Abisko, Sweden

Lights above Abisko, Sweden

Abisko, in northern Sweden, has a decent claim to being the best place to watch the aurora borealis. Its location within the "aurora zones" (the latitudes of 65-72 degrees north) and the fact it has very low rainfall, makes the chances of a clear night pretty high. It's also in one of the national parks which has a station dedicated to this natural phenomenon, the Aurora Sky Station. You can visit, if you don't mind braving the chairlift 900m up a mountain.




You're really going to have to make the effort if you want to experience the Northern Lights here. We're talking the far reaches of the planet. But as it falls well within the "aurora zones", you'll be rewarded. The best places to base yourself are Anchorage, Fairbanks and Denali. You'll need to head out of town and away from the street lights to get the clearest views. Oh, and you'll have to stay up late - the peak time to see them is 1.30am in winter.



Northern Lights.Håkøya, Tromsø. Image via Innovation Norway, Credits: Gaute Bruvik -

Tromso, Alta and Kirkenes, are just three places that are perfect for catching sight of the aurora borealis. From Tromso you can easily get to other Norwegian cities like Svolvaer and the Lofoten Islands. Visit Norway has a free app, the NorwayLights (Android and iPhone) which indicates the places where you can stargaze and has up-to-the-minute weather condition. Ah, the wonders of modern technology. You can download it here.


The Northern Lights. Photographer Markus Kiili via Visit Finland

The Northern Lights. Photographer Markus Kiili via Visit Finland

Lapland is the place to be in Finland to see the Northern Lights. In fact, you can see them on around 200 nights in the northerly part of the country. We can see why Santa lives there. As VisitFinland advises - darkness is your friend. So get up high or stand by a lake to get the best views. AurorasNow will ping you an email when the magnetic conditions are at their peak to see the lights.


Greenland's Northern Lights

Greenland's Northern Lights

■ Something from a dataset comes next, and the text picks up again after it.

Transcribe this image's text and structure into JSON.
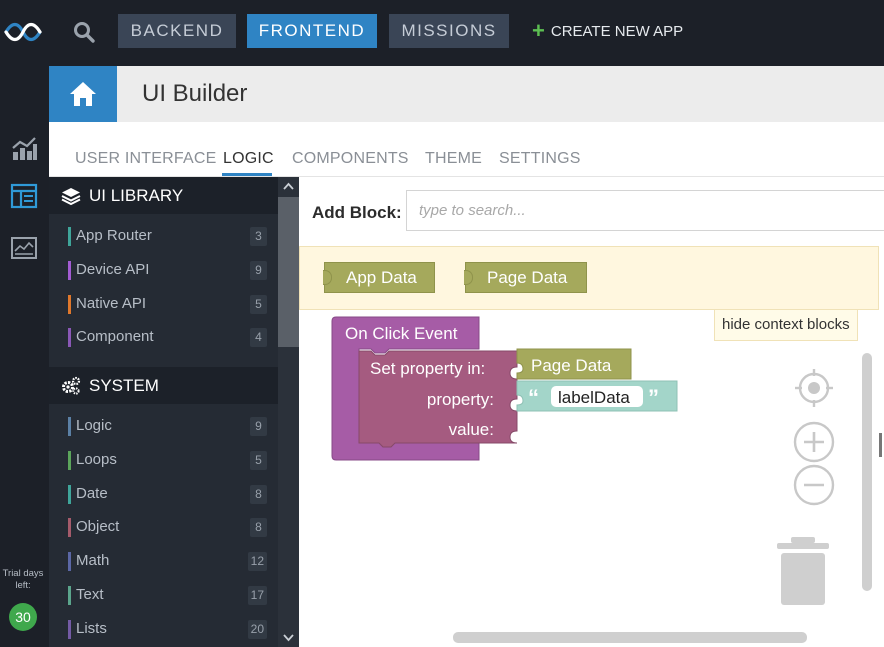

Another extreme place to see the northern lights. But there's just something romantic about lights over the Arctic Circle. It's also unlikely to be a wasted journey, as they're practically visible all year. It helps that only 56,000 people live there, so with just a few roads and even fewer cities, you could pretty much stop anywhere and raise your eyes to the night sky. Kulusuk and Ammasalik are small towns where you can base yourself. When to go? Try between mid-August to late October for the really cool colours.

The UK

There's even a chance to spot them on home soil. It's just hard to guarantee when. Rural places in England, like Northumberland and the Lake District where there are less people and lights, are good spots. And of course Scotland as the most northerly point is the perfect place to get the camera out. The Isle of Skye has Dark Sky status - which means the air pollution is low and you have a better chance of seeing the stars and lights from here. One of our readers tells us they find Wilderness Scotland a really useful site for information (thanks Alex).

 Check out the Northern Lights from Northumberland in the video below.

Have you seen the Northern Lights?

Tell us your top tips for seeing this natural phenomenon by leaving a comment below.